President Joe Biden traveled to Kansas City, Missouri Wednesday to promote his $1 trillion infrastructure law, which covers upgrades and repairs to roads, bridges, mass transit and water systems, and a shift to electrical vehicles.

Watch Biden’s remarks in the player above.

Biden kicked off his remarks by paying tribute to his longtime friend and former colleague, the late Sen. Bob Dole, who died Sunday at the age of 98.

Dole served 36 years in Congress, rising to U.S. Senate majority leader. He was the 1996 Republican nominee for president, losing to incumbent Democrat Bill Clinton.

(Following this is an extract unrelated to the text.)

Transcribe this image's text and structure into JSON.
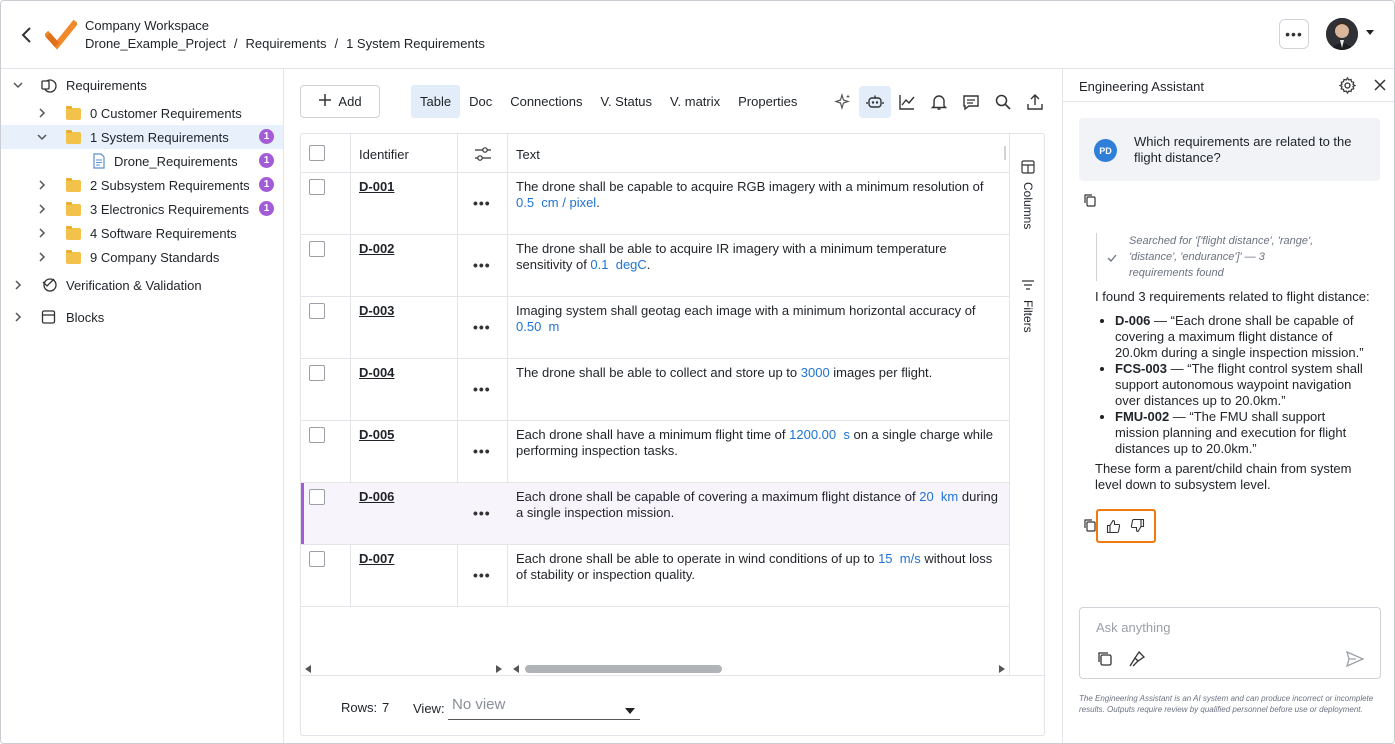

Biden called Dole “an American giant, a man of extraordinary courage, both physical and moral.”

He said while he and Dole “didn’t agree on everything,” he always “admired and respected him and his willingness to work with anyone, any party when it mattered most.”

With Biden trying to rebound from sagging poll numbers, his first visit to Missouri as president was intended to tout his new infrastructure law and detail how it will improve the country, beyond simply repairing its aging roads and bridges.

Biden said the nation has known of it’s infrastructure woes “for a long, long time.”

“I don’t think I could take one more phrase, it’s going to be infrastructure week,” Biden joked. “But guess what? It’s going to be infrastructure decade now, man. No more talking, action,” he said.

Missouri has nearly 2,200 bridges and more than 7,570 miles of highway deemed in poor condition.

Under the law, Missouri would expect to receive $7 billion for highways and bridges, a nearly 30 percent increase in federal funding, the White House said.

“This law builds back our bridges, our water systems, our power lines, electric grids, better, stronger,” Biden said, adding, “We never stop. We Americans always rebuild and we will rebuild this country.”

The president also promoted his efforts to lower gas prices by tapping into the Strategic Petroleum Reserve, saying gas prices are down by an average of 7 cents across the country and even more in Missouri – and still falling.

“We’re making progress. We’re going to keep at it to ensure the American people are paying their fair share for gas, not being gouged for gas,” he said.